_EXERCISE INSTRUCTIONS:_
Extract all lines that hold "author" from the records below.

_SOURCE MATERIAL:_
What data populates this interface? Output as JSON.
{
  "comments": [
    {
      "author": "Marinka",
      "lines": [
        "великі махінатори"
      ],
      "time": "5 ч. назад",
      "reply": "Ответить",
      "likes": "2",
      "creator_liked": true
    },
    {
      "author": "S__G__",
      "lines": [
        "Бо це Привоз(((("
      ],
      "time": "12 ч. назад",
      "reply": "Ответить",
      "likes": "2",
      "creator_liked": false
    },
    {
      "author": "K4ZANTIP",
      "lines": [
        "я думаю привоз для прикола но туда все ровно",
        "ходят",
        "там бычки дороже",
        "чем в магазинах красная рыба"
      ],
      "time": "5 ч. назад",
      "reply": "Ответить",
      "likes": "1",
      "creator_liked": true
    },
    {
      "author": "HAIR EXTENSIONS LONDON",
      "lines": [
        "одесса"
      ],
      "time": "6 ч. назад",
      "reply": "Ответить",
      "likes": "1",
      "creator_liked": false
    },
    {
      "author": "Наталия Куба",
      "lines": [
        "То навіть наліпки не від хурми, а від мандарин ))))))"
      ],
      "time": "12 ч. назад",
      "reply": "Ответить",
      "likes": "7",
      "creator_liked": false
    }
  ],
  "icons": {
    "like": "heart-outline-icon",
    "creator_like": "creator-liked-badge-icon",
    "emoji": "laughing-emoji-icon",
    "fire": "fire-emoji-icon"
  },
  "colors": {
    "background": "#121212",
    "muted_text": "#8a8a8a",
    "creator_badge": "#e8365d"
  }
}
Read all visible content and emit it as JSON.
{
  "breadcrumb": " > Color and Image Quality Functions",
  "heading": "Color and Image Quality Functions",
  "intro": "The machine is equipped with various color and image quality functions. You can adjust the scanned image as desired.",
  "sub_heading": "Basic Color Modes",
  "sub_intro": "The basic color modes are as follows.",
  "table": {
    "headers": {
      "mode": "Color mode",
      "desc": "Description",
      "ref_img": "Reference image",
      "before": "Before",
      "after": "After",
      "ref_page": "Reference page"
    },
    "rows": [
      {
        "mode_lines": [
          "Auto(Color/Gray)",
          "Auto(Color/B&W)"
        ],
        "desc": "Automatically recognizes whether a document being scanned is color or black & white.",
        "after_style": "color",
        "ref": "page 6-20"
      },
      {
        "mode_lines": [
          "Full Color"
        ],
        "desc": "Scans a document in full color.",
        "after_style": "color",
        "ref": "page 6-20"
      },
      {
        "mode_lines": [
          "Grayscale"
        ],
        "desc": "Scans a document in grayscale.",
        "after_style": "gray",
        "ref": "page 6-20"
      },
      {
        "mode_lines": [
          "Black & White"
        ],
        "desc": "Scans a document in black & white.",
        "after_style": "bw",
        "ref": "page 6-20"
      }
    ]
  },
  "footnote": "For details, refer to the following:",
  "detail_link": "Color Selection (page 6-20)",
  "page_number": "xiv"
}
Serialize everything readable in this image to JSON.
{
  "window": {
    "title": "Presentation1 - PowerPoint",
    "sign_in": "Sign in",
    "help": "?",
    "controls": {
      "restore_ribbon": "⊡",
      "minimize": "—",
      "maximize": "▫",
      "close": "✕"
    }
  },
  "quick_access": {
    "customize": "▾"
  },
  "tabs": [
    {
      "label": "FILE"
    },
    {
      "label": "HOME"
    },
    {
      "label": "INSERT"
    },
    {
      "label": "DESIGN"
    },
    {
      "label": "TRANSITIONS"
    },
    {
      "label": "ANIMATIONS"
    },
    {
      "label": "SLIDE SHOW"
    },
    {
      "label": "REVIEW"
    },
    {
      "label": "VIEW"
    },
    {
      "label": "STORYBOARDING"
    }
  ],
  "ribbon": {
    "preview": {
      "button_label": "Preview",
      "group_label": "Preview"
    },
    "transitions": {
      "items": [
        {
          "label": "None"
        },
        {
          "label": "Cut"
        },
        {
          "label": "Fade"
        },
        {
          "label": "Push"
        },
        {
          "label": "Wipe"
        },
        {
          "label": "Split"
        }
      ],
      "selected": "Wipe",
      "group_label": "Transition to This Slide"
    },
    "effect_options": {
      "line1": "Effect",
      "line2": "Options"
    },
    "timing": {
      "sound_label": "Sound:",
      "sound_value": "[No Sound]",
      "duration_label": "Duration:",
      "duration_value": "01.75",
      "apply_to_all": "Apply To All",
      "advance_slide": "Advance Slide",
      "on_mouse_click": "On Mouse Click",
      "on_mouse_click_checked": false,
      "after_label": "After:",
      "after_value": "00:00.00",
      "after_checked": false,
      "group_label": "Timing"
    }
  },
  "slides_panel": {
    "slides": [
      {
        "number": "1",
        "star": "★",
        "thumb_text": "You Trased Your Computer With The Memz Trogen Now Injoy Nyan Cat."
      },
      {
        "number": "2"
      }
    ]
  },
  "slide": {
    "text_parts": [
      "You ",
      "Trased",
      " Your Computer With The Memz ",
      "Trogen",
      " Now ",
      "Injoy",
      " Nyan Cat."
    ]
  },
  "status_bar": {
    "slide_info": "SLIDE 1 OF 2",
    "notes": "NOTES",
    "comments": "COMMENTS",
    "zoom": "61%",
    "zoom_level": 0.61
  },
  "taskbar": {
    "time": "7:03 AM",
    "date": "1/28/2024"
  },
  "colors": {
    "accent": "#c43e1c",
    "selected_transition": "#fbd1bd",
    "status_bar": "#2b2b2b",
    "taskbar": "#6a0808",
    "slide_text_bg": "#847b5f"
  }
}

_SOLUTION FOR THIS EXERCISE:_
      "author": "Marinka",
      "author": "S__G__",
      "author": "K4ZANTIP",
      "author": "HAIR EXTENSIONS LONDON",
      "author": "Наталия Куба",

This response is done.